**Problem requirements**
Report every line of the records that includes the word "Receive".

**Interface dataset entries**
-- -- --
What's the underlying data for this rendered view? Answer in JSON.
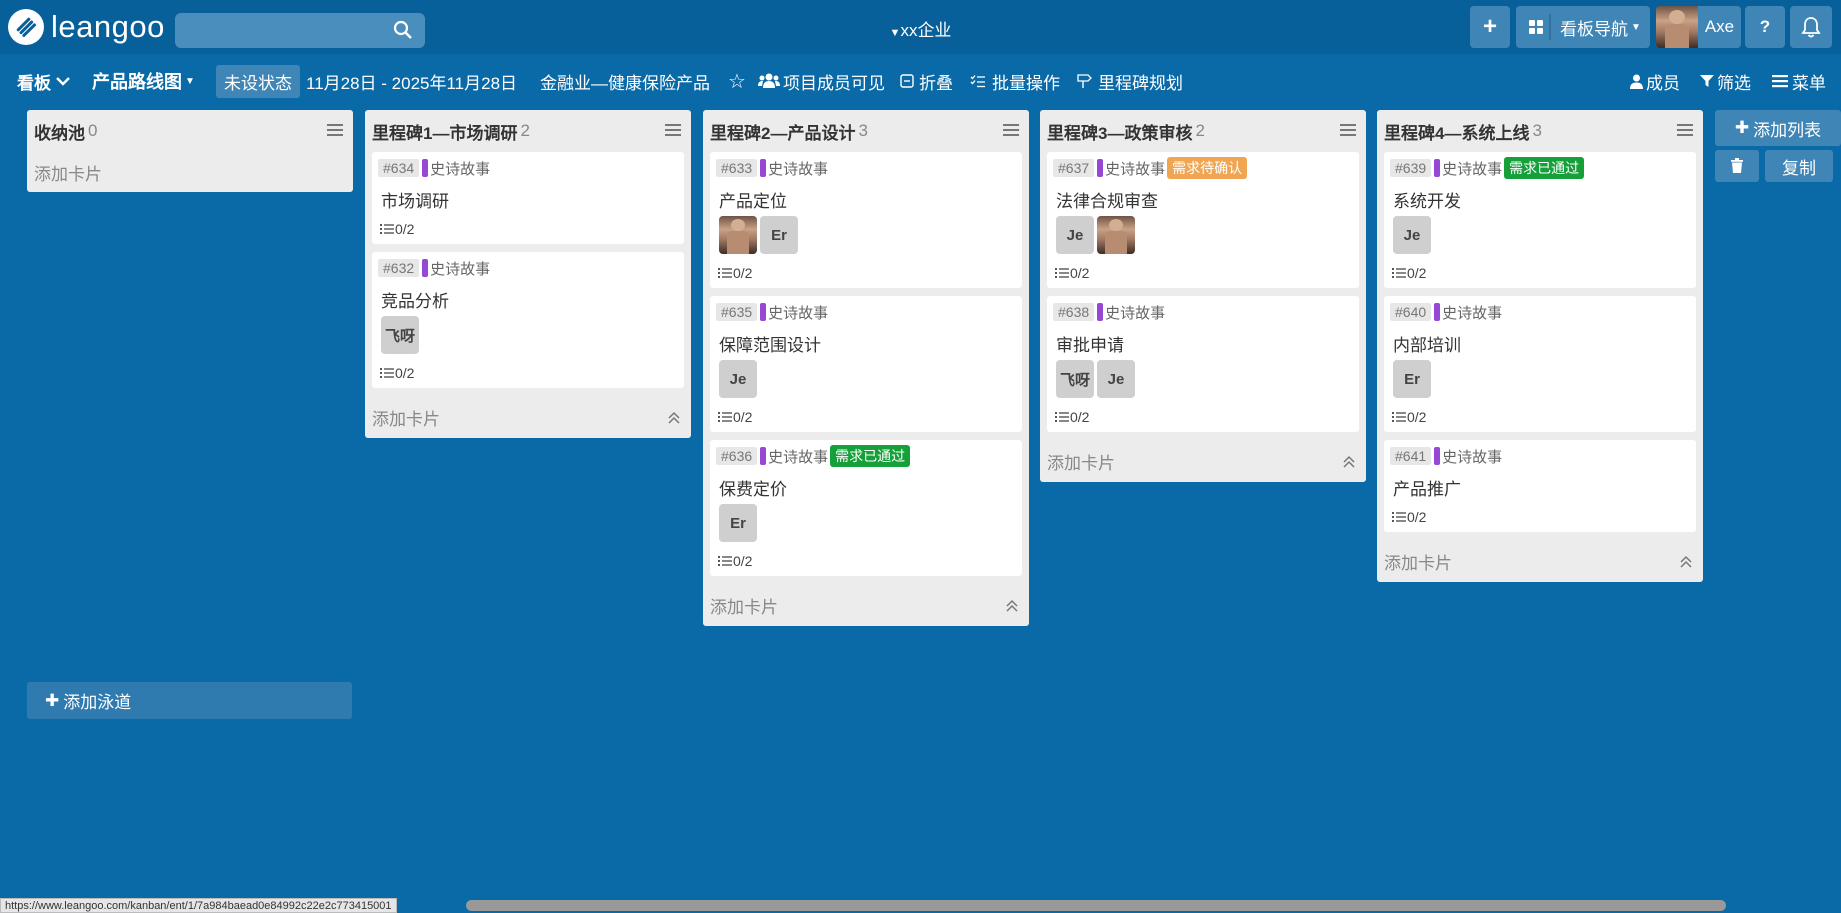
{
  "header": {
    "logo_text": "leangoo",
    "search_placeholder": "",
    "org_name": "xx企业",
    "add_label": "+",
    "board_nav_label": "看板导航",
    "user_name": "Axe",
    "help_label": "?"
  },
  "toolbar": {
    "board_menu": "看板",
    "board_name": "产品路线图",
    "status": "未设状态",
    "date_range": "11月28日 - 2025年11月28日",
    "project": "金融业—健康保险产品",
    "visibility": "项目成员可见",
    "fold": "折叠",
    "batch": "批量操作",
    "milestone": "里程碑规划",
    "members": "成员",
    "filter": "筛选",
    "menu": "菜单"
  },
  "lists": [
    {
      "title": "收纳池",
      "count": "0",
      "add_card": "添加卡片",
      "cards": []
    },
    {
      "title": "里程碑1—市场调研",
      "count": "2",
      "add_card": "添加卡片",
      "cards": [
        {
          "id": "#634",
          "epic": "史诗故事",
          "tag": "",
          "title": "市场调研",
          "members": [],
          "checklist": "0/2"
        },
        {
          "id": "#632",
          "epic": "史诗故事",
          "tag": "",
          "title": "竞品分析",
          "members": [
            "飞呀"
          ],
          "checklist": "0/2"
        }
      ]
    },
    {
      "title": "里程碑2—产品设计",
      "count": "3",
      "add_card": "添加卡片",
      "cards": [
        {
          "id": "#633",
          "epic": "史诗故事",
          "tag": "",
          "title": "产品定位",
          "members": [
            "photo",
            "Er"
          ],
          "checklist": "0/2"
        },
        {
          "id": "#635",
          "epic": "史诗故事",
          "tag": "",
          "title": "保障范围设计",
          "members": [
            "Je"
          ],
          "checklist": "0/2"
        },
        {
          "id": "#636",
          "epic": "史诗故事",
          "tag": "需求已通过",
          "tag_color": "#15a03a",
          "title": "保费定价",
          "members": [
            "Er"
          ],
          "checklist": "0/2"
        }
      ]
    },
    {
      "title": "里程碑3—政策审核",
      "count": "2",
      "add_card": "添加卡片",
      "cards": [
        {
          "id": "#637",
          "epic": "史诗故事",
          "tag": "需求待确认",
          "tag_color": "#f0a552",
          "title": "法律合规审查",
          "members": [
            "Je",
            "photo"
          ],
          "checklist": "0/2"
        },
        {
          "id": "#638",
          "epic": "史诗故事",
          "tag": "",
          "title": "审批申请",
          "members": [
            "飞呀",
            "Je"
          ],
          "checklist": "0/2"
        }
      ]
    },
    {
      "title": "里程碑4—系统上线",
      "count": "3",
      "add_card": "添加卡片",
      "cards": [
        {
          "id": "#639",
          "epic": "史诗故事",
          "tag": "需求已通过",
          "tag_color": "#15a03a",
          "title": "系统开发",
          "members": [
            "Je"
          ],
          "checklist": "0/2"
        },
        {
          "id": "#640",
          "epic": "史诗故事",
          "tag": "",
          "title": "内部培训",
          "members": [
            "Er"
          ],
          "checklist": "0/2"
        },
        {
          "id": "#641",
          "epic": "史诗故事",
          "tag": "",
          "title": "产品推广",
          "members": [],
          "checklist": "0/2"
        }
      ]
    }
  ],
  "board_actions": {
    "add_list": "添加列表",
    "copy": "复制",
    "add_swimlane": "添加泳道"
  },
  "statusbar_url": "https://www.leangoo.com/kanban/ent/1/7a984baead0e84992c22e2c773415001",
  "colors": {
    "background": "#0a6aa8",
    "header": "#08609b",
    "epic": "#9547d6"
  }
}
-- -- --
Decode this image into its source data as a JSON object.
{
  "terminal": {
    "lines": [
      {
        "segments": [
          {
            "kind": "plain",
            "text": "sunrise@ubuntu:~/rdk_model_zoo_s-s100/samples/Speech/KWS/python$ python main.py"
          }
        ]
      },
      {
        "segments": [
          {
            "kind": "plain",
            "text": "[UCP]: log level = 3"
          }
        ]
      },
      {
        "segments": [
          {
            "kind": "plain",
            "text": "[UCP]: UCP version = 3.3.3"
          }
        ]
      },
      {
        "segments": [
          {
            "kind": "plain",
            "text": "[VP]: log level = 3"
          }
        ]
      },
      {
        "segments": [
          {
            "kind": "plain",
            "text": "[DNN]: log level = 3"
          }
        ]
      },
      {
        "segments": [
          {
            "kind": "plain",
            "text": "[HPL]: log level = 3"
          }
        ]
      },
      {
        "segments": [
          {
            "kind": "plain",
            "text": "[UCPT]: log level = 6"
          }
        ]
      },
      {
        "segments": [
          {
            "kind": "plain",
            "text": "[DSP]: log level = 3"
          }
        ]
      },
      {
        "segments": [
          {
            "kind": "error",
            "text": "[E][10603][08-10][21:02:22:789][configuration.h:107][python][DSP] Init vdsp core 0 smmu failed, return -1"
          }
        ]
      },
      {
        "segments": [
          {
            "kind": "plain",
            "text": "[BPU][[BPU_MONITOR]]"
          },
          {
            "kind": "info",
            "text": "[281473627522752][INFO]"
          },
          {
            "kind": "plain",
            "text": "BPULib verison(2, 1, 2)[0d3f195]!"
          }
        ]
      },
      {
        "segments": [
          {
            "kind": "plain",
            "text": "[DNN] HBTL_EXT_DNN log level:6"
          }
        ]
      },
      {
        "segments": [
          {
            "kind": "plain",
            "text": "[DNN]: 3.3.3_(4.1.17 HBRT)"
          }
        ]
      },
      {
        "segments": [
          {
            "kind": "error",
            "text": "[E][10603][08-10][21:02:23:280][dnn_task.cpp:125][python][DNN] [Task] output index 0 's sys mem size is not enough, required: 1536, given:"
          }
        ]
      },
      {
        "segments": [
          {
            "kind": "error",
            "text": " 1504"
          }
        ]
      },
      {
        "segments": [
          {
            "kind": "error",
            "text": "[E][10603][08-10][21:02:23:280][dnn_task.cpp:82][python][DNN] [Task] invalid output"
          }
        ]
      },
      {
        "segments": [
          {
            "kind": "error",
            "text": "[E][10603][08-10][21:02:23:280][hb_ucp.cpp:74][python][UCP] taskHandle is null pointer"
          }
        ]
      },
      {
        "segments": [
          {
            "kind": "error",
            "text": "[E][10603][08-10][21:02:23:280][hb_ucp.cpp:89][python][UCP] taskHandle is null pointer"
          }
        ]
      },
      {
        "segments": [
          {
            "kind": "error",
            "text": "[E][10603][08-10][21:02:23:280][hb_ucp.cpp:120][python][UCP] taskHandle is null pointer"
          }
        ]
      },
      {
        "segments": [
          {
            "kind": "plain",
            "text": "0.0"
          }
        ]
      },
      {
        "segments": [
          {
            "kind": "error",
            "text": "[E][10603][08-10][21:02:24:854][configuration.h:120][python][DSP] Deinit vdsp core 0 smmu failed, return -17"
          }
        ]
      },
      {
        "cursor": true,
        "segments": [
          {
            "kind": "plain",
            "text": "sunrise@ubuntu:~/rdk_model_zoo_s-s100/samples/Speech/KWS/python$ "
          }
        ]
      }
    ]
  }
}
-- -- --
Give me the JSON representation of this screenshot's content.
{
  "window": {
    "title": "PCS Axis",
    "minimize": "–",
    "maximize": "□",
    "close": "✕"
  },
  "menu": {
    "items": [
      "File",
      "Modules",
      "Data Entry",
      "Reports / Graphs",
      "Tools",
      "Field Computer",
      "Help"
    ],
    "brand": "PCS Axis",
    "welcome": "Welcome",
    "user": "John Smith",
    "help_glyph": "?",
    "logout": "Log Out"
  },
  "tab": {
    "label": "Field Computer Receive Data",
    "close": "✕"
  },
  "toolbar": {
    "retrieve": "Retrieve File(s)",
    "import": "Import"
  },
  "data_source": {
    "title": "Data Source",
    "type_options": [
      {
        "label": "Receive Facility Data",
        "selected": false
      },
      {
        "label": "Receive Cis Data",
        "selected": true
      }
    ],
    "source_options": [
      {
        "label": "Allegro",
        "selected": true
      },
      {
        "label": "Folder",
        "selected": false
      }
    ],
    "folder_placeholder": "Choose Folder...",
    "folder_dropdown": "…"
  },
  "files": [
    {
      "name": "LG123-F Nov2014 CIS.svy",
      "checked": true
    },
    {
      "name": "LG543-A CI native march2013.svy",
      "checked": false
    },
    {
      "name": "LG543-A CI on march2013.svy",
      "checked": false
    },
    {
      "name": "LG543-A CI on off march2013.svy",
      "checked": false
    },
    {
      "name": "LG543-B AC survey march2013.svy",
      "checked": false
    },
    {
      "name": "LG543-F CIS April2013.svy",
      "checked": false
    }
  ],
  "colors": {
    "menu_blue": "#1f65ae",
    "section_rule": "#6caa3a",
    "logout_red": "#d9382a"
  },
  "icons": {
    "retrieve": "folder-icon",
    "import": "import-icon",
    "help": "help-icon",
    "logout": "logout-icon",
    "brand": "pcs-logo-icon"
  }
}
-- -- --
**Task response**
    "label": "Field Computer Receive Data",
        "label": "Receive Facility Data",
        "label": "Receive Cis Data",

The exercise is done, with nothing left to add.